Earlier this month, the Supreme Court ruled unanimously in Kokesh v. SEC1 that a claim for disgorgement arising from the violation of federal securities law constitutes a “penalty” for purposes of the general statute of limitations provision in 28 U.S.C. § 2462. That provision imposes a five-year limitation on any “action, suit or proceeding for the enforcement of any civil fine, penalty, or forfeiture, pecuniary or otherwise.” Because § 2462 applies to actions brought by any government entity, the Court's recent decision could have significant implications not only for enforcement actions by the Securities and Exchange Commission (SEC), but for all financial regulatory agency actions seeking disgorgement as a remedy for past misconduct.

The Decision

The Court looked to two principles in determining whether SEC disgorgement is a “penalty” for purposes of § 2462. First, the Court held that SEC disgorgement is a penalty because it is meant to address a wrong to the public, not an individual investor. Indeed, various courts—as well as the United States Government—have characterized disgorgement in SEC cases as a remedy for “harm to the public at large”2 and as “an effective deterrent to future violations.”3

Second, the Court held SEC disgorgement is a penalty because a primary purpose of disgorgement is deterrence—an inherently punitive goal. The Court rejected the Government's contention that SEC disgorgement is “remedial” and simply seeks to “restore the status quo.” Although disgorged funds are sometimes distributed to affected individuals, this distribution is discretionary, and “courts have required disgorgement 'regardless of whether the disgorged funds will be paid to . . . investors as restitution.'”4 In short, the Court concluded, because disgorgement in SEC cases operates as punishment for violations of public laws rather than compensation for private wrongs, the disgorgement sanction “bears all the hallmarks of a penalty.”5

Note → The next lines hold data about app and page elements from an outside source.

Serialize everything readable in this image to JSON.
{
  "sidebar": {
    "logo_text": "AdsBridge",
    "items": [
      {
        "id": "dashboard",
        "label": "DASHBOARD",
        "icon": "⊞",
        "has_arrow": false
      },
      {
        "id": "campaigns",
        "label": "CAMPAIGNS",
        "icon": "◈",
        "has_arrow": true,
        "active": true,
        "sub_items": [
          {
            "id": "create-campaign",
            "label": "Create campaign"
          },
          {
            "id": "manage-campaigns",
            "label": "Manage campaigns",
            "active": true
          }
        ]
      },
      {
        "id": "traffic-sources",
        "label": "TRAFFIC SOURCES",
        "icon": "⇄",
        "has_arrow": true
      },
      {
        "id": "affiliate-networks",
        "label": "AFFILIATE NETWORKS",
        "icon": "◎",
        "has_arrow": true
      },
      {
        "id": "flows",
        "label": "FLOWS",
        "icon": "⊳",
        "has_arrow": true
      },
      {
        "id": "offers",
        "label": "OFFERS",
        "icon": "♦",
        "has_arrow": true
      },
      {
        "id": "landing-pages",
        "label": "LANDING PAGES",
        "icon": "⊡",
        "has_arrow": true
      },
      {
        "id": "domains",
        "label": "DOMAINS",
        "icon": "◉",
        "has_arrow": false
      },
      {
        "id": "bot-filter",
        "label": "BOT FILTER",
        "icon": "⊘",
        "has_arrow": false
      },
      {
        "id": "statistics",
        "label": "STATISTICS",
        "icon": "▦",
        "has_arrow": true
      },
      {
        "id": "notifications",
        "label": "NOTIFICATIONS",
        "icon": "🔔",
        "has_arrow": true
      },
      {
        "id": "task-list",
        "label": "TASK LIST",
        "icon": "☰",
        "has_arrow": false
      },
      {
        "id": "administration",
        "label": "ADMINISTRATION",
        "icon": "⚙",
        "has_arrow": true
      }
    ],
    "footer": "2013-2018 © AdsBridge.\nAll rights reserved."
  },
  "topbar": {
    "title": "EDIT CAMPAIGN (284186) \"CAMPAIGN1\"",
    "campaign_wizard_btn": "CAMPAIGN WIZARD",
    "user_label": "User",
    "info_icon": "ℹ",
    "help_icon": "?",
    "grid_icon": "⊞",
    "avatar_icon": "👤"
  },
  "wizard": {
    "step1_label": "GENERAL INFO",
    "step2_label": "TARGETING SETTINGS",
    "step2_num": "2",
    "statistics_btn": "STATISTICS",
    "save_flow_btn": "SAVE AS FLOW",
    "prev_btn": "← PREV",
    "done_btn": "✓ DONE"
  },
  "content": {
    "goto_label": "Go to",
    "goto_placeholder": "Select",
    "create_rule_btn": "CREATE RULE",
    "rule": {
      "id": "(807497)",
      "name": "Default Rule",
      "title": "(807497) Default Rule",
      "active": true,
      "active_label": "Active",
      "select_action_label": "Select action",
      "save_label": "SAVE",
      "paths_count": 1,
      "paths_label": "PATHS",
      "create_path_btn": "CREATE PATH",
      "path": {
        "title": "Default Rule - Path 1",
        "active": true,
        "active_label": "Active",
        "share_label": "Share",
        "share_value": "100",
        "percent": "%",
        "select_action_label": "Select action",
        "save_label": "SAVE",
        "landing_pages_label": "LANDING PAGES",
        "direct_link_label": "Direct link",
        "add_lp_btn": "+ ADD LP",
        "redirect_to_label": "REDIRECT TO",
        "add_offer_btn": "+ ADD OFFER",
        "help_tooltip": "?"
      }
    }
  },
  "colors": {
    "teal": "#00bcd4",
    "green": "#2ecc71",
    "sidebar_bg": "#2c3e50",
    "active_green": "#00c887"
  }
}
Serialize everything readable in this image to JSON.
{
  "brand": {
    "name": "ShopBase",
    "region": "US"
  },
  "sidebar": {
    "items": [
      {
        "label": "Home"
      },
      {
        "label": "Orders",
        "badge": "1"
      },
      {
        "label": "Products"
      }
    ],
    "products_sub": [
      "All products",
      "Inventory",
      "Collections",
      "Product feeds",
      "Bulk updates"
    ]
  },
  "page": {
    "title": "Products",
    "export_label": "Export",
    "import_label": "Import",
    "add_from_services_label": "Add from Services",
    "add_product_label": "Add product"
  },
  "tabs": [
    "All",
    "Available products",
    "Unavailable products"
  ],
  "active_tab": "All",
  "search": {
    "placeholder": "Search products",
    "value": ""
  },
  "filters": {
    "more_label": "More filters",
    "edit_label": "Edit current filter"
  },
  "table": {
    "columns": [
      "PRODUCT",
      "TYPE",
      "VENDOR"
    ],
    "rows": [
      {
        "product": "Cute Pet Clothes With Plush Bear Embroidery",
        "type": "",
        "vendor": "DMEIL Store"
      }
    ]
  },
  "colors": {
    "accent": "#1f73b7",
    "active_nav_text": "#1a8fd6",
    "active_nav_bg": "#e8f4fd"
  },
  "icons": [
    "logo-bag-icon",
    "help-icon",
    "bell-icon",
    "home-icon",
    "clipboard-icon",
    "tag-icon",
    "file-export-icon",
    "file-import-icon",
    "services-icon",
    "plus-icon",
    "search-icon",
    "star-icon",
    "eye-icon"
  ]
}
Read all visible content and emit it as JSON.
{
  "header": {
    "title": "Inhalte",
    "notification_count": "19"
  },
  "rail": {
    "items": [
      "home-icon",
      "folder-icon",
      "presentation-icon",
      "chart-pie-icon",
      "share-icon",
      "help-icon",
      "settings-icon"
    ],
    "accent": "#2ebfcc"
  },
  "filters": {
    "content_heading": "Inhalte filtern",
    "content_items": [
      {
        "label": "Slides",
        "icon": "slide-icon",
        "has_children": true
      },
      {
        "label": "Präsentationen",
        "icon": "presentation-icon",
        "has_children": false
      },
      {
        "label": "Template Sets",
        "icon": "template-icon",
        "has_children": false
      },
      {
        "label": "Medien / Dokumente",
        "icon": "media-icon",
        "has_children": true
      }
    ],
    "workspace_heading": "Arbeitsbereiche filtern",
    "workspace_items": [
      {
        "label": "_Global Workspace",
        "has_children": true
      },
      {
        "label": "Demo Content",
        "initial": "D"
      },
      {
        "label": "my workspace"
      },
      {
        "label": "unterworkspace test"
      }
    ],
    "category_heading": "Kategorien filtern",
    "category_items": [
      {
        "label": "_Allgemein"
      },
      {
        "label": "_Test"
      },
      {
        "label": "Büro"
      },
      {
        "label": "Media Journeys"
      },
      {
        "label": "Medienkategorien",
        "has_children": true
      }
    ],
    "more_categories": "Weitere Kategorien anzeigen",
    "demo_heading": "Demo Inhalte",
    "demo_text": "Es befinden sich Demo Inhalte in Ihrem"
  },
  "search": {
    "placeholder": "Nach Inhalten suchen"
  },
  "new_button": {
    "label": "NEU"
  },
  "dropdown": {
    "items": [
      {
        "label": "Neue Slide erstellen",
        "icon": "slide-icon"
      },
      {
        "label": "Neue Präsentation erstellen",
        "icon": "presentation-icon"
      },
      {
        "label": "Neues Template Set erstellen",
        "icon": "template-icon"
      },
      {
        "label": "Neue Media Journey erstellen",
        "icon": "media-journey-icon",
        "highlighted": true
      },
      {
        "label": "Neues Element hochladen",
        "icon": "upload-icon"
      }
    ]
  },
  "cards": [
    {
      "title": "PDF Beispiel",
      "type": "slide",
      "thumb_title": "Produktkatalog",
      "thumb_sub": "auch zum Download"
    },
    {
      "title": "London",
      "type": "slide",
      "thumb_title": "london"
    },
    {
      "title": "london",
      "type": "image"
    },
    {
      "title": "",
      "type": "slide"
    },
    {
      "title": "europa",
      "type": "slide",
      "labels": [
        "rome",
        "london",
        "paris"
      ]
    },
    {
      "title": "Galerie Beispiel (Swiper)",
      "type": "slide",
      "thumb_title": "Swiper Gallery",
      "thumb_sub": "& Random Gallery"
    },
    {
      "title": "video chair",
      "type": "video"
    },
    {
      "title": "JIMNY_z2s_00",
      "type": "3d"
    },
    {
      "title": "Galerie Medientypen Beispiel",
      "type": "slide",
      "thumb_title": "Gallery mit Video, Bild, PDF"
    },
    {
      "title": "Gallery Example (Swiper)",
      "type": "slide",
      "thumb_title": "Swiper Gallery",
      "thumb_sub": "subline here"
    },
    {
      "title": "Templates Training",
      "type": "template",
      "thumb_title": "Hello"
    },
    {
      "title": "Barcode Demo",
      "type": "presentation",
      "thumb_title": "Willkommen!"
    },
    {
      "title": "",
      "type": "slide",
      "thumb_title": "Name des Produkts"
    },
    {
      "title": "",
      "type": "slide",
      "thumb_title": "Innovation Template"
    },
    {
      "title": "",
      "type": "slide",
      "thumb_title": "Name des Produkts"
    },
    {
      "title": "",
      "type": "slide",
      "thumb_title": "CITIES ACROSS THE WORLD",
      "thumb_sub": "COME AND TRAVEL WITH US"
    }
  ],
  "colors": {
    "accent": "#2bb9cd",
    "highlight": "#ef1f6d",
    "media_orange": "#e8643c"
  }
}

The Kokesh decision has significant implications both for SEC actions and for actions by other federal financial regulators.

For one, the Court's decision was categorical: SEC disgorgement is a “penalty” under § 2462 even if used to compensate individual victims and restore the status quo. The decision will accordingly put pressure on the SEC to conduct investigations and bring actions promptly, and seems likely to increase agency aggressiveness in seeking and renewing tolling agreements. Agencies may also seek to devise alternative approaches—such as use of the “continuing violation” doctrine—to avoid application of § 2462.

In addition, although Kokesh addressed disgorgement only “as it is applied in SEC enforcement proceedings,” its rationale could apply equally to disgorgement sought by other financial regulatory agencies. Like the SEC, these agencies can seek disgorgement through courts' “inherent equity power to grant relief ancillary to an injunction,”6 but they can also seek disgorgement using their statutory authorities. The Consumer Financial Protection Bureau (CFPB) is expressly authorized by statute to seek disgorgement as a remedy.7 And under 12 U.S.C. § 1818(b), the Federal Reserve, the Office of the Comptroller of the Currency, and the Federal Deposit Insurance Corporation can order institutions subject to cease-and-desist proceedings to take “affirmative action”—including the provision of “restitution” or “reimbursement”—in order to “remedy any conditions resulting from any violation” of the laws these agencies enforce.8 It is not uncommon for agencies to seek such remedies beyond the 5-year limitation in § 2462. Kokesh calls this approach into serious doubt.

At a minimum, other agencies will have to distinguish their disgorgement remedies from SEC disgorgement if they hope to get around the limitations period in § 2462. That could be difficult, as existing case law suggests that disgorgement claims by financial regulatory agencies share the characteristics that drove the Kokesh analysis. The Ninth Circuit, for example, recently recognized that the purpose of CFPB disgorgement claims was “not to redress consumer injuries but to deprive wrongdoers of ill-gotten gains.”9 The court described disgorgement as requiring “only a reasonable approximation of profits causally connected to the violation” and found “no basis” for the position that a disgorgement calculation should exclude funds paid by consumers who did not suffer any injury.10

Finally, Kokesh indicates that aggressive agency statute of limitations arguments are likely to be met with skepticism at the Supreme Court. This is the Supreme Court's second unanimous decision in recent years soundly rejecting agency arguments for a broader statute of limitations. In 2013, the decision in SEC v. Gabelli11 held that no discovery rule applies to the limitations period in § 2462. This trend signals trouble for aggressive statute of limitations arguments advanced by several agencies. For example, federal banking agencies have long claimed that no limitations period governed administrative proceedings under the Federal Deposit Insurance Act12—a position the DC Circuit has rejected to the extent the agency's claim implicates § 2462.13 Similarly, the CFPB has taken the position that no statute of limitation applies where the agency proceeds administratively.14 The only court to address this argument ruled against the agency.15 At a minimum, applying § 2462 to claims for disgorgement would serve as a significant constraint on the financial regulatory agencies' ability to avoid statute of limitations constraints.